**What the task requires:**
Your response should contain every line from the data below that holds the string "icon".

**Records from a dataset:**
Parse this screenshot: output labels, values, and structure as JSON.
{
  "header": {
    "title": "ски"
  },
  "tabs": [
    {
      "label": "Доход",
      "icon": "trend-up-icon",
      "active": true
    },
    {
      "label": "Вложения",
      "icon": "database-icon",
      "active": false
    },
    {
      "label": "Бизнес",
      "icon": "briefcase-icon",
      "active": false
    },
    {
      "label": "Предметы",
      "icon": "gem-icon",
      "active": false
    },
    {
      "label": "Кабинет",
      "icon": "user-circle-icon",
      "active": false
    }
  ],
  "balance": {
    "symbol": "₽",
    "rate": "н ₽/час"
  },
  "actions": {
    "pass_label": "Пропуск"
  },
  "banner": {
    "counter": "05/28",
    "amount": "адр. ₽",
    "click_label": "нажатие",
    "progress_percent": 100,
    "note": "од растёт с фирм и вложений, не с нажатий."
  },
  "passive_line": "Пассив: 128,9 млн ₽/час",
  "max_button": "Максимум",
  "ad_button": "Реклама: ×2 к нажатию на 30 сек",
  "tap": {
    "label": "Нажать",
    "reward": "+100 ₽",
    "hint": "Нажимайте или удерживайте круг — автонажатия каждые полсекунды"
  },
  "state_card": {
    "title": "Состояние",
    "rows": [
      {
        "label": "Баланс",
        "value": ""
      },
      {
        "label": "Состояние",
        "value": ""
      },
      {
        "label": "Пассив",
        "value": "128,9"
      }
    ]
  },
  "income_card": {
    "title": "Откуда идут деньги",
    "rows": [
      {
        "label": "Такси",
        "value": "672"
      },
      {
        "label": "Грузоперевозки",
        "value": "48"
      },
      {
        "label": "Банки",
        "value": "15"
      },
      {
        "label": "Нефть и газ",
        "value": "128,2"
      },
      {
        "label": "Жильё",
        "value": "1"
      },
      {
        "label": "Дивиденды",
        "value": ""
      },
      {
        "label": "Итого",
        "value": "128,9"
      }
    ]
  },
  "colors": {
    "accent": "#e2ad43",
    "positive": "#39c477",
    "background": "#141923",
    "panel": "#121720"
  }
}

**Written response:**
      "icon": "trend-up-icon",
      "icon": "database-icon",
      "icon": "briefcase-icon",
      "icon": "gem-icon",
      "icon": "user-circle-icon",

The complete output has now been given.